David Robinson has long-term stock-picking at the heart of his $847.4 million (€718 million) Melchior Selected Trust European Opportunities fund and this approach has served him well for almost a decade.
The Citywire AAA-rated manager also believes in backing a company for the long haul. ‘We are a predominantly bottom-up stock-picking fund.
‘We have about 60 companies and try and find businesses which have above average earnings growth at attractive valuations with good prospects for capital appreciation over the next three years.
‘Our average holding period is more than three years. I don’t rotate the portfolio around aggressively and I don’t swing in and out of sectors or styles,’ Robinson says.
The manager likes quality businesses that can withstand political or economic changes and he also favours companies that are capable of helping themselves improve through diversification and restructuring.
One such company is Fluidra, a Spanish firm which makes equipment for swimming pools, which was hurt during the financial crisis as it was exposed to recession in Southern Europe.
Robinson currently holds around 1.7% of his fund exposed to the company and this is part of an 8.4% overall allocation to Spain.
‘Property volumes collapsed and therefore the construction of new swimming pools. You saw a lot of their clients going out of business.

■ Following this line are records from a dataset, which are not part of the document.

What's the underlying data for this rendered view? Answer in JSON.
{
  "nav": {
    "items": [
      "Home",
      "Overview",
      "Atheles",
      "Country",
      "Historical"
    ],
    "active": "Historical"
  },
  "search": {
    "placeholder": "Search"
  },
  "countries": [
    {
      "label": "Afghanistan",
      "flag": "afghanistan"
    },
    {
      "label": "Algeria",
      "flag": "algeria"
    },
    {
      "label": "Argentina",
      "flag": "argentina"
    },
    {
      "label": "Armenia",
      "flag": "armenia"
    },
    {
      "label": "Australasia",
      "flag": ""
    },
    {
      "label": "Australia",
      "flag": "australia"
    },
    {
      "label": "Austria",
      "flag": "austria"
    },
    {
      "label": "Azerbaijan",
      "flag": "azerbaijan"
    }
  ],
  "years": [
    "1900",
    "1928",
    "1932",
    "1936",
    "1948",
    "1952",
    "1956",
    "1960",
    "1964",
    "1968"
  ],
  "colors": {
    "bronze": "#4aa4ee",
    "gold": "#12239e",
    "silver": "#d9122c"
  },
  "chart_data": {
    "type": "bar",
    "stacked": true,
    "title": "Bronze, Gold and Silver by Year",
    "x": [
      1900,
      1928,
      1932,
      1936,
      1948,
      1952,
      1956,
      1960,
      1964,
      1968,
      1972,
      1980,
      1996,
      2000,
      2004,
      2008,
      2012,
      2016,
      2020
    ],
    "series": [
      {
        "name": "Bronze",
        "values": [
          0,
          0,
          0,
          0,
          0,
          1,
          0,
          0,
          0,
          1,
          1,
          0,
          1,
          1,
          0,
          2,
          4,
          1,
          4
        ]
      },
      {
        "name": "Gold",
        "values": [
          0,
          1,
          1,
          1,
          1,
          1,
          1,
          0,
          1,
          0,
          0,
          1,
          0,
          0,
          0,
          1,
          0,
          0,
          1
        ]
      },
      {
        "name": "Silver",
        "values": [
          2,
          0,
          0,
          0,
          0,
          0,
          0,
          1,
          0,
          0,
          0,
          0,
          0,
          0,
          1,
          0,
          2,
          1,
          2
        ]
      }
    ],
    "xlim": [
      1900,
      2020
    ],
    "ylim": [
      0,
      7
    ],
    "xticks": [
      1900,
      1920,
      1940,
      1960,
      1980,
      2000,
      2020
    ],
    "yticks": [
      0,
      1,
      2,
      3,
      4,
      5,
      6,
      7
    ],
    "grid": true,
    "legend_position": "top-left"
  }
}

That was a very difficult time for them,’ Robinson says.
‘They restructured the business and diversified it by expanding into places in the southern hemisphere like Australia, Latin America and South Africa so they could benefit from the summer season in this region when there was nothing going on in Europe. They are coming out of that phase more efficient and diversified and there is quite an upswing.’
Robinson says that the company was continually improving its margins and benefitting from the rise of Airbnb, as holiday makers were attracted to well-maintained pools.

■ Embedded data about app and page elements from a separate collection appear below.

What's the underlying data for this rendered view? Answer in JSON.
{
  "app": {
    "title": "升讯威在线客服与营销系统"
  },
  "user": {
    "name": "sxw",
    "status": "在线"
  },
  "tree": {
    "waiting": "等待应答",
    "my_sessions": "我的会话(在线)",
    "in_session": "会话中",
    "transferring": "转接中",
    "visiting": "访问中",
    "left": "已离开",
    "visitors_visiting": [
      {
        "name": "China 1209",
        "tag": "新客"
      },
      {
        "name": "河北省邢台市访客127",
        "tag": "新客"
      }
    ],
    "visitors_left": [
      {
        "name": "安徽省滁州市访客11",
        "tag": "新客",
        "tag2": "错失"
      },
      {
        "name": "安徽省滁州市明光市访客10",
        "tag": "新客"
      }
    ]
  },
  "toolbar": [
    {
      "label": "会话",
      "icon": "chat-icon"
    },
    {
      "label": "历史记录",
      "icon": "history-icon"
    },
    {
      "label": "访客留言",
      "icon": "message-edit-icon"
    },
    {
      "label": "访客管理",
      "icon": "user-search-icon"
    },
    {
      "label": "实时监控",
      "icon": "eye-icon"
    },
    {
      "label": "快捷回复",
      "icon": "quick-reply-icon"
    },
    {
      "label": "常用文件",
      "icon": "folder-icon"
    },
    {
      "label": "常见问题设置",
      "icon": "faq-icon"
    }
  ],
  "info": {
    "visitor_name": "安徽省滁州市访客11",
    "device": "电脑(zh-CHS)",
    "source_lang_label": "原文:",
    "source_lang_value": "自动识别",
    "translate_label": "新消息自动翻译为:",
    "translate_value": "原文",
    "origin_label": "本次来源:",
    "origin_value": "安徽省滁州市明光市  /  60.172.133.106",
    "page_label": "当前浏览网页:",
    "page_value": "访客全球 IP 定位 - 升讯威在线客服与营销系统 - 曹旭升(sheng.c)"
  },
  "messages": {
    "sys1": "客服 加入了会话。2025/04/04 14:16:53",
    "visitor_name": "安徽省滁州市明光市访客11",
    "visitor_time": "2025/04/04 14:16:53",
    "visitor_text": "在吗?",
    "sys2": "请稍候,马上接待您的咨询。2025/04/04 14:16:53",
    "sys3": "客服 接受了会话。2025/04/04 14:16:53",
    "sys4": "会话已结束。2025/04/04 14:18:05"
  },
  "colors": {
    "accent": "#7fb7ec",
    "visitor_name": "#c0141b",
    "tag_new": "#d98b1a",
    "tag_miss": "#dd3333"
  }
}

Commenting on the macro outlook for Europe, Robinson says that, despite nearing the end of the election cycle political risk had not disappeared.
‘All three of the major elections have favoured the status quo. Macron was an outsider, but he is very much an establishment figure at the same time.
‘If you see what the far right did in Germany and what has happened in Catalonia, there are signs that below the surface the political plates are moving. Political risk has abated, but it hasn’t gone away.
‘We have seen in the UK how unpredictable politics can be. We have elections in Italy next year, I think it is still a risk factor you have to be aware of. If the economy continues to improve there will be less risk, but if things start to slow down again, then I think political uncertainty will increase,’ he says.
This interview originally appeared in the November edition of Citywire Selector's Euro Stars publication.